**Required work**:
Scan the lines below and report each one containing "search" by copying it.

**Record set**:
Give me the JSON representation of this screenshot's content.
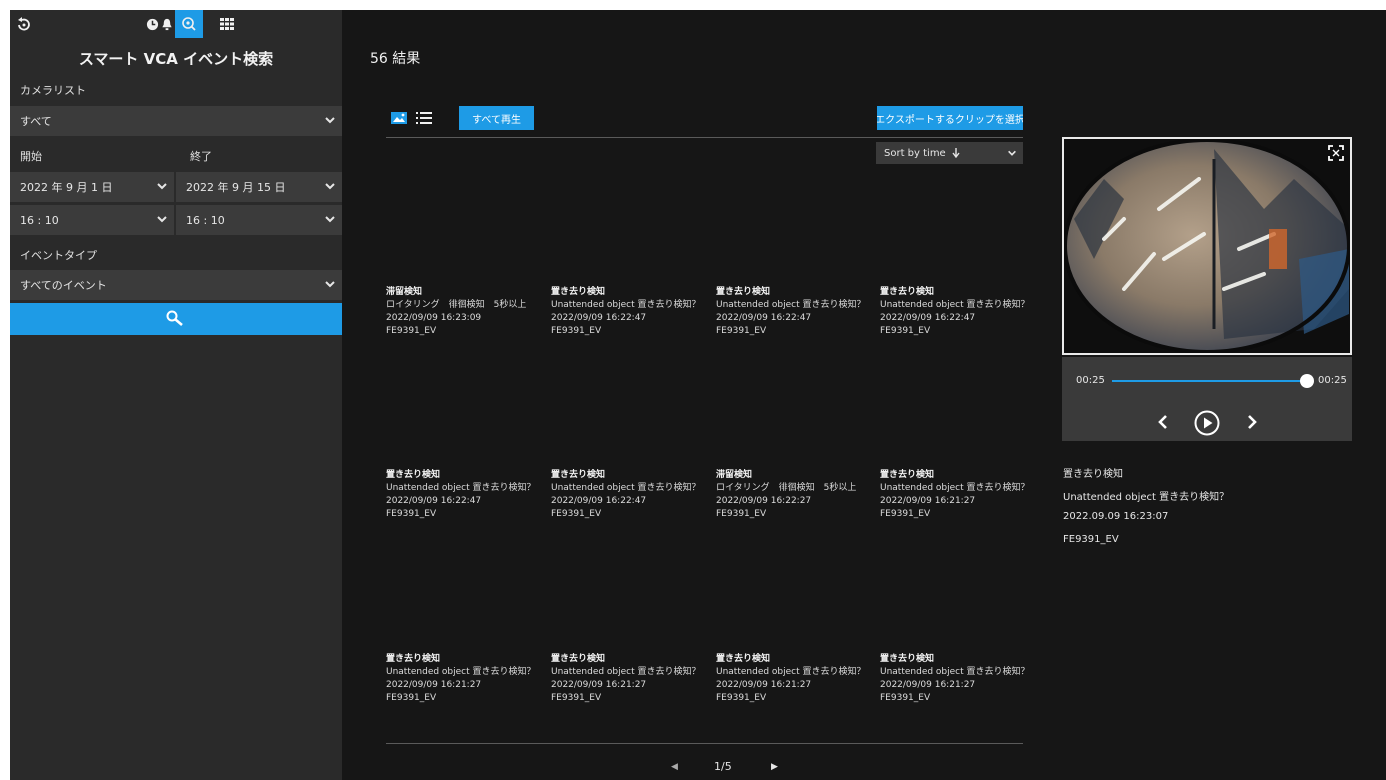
{
  "sidebar": {
    "top_icons": [
      "back-icon",
      "clock-icon",
      "bell-icon",
      "smart-search-icon",
      "grid-icon"
    ],
    "title": "スマート VCA イベント検索",
    "camera_list_label": "カメラリスト",
    "camera_value": "すべて",
    "start_label": "開始",
    "end_label": "終了",
    "start_date": "2022 年 9 月 1 日",
    "end_date": "2022 年 9 月 15 日",
    "start_time": "16 : 10",
    "end_time": "16 : 10",
    "event_type_label": "イベントタイプ",
    "event_type_value": "すべてのイベント",
    "search_icon": "search-icon",
    "accent_color": "#1e9be6"
  },
  "main": {
    "results_title": "56 結果",
    "play_all_label": "すべて再生",
    "export_label": "エクスポートするクリップを選択",
    "sort_label": "Sort by time",
    "cards": [
      {
        "title": "滞留検知",
        "desc": "ロイタリング　徘徊検知　5秒以上",
        "time": "2022/09/09 16:23:09",
        "camera": "FE9391_EV"
      },
      {
        "title": "置き去り検知",
        "desc": "Unattended object 置き去り検知？",
        "time": "2022/09/09 16:22:47",
        "camera": "FE9391_EV"
      },
      {
        "title": "置き去り検知",
        "desc": "Unattended object 置き去り検知？",
        "time": "2022/09/09 16:22:47",
        "camera": "FE9391_EV"
      },
      {
        "title": "置き去り検知",
        "desc": "Unattended object 置き去り検知？",
        "time": "2022/09/09 16:22:47",
        "camera": "FE9391_EV"
      },
      {
        "title": "置き去り検知",
        "desc": "Unattended object 置き去り検知？",
        "time": "2022/09/09 16:22:47",
        "camera": "FE9391_EV"
      },
      {
        "title": "置き去り検知",
        "desc": "Unattended object 置き去り検知？",
        "time": "2022/09/09 16:22:47",
        "camera": "FE9391_EV"
      },
      {
        "title": "滞留検知",
        "desc": "ロイタリング　徘徊検知　5秒以上",
        "time": "2022/09/09 16:22:27",
        "camera": "FE9391_EV"
      },
      {
        "title": "置き去り検知",
        "desc": "Unattended object 置き去り検知？",
        "time": "2022/09/09 16:21:27",
        "camera": "FE9391_EV"
      },
      {
        "title": "置き去り検知",
        "desc": "Unattended object 置き去り検知？",
        "time": "2022/09/09 16:21:27",
        "camera": "FE9391_EV"
      },
      {
        "title": "置き去り検知",
        "desc": "Unattended object 置き去り検知？",
        "time": "2022/09/09 16:21:27",
        "camera": "FE9391_EV"
      },
      {
        "title": "置き去り検知",
        "desc": "Unattended object 置き去り検知？",
        "time": "2022/09/09 16:21:27",
        "camera": "FE9391_EV"
      },
      {
        "title": "置き去り検知",
        "desc": "Unattended object 置き去り検知？",
        "time": "2022/09/09 16:21:27",
        "camera": "FE9391_EV"
      }
    ],
    "pagination": {
      "current": "1/5"
    }
  },
  "preview": {
    "time_current": "00:25",
    "time_total": "00:25",
    "progress": 1.0,
    "title": "置き去り検知",
    "desc": "Unattended object 置き去り検知？",
    "datetime": "2022.09.09 16:23:07",
    "camera": "FE9391_EV"
  }
}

**Task answer**:
      "smart-search-icon",
    "search_icon": "search-icon",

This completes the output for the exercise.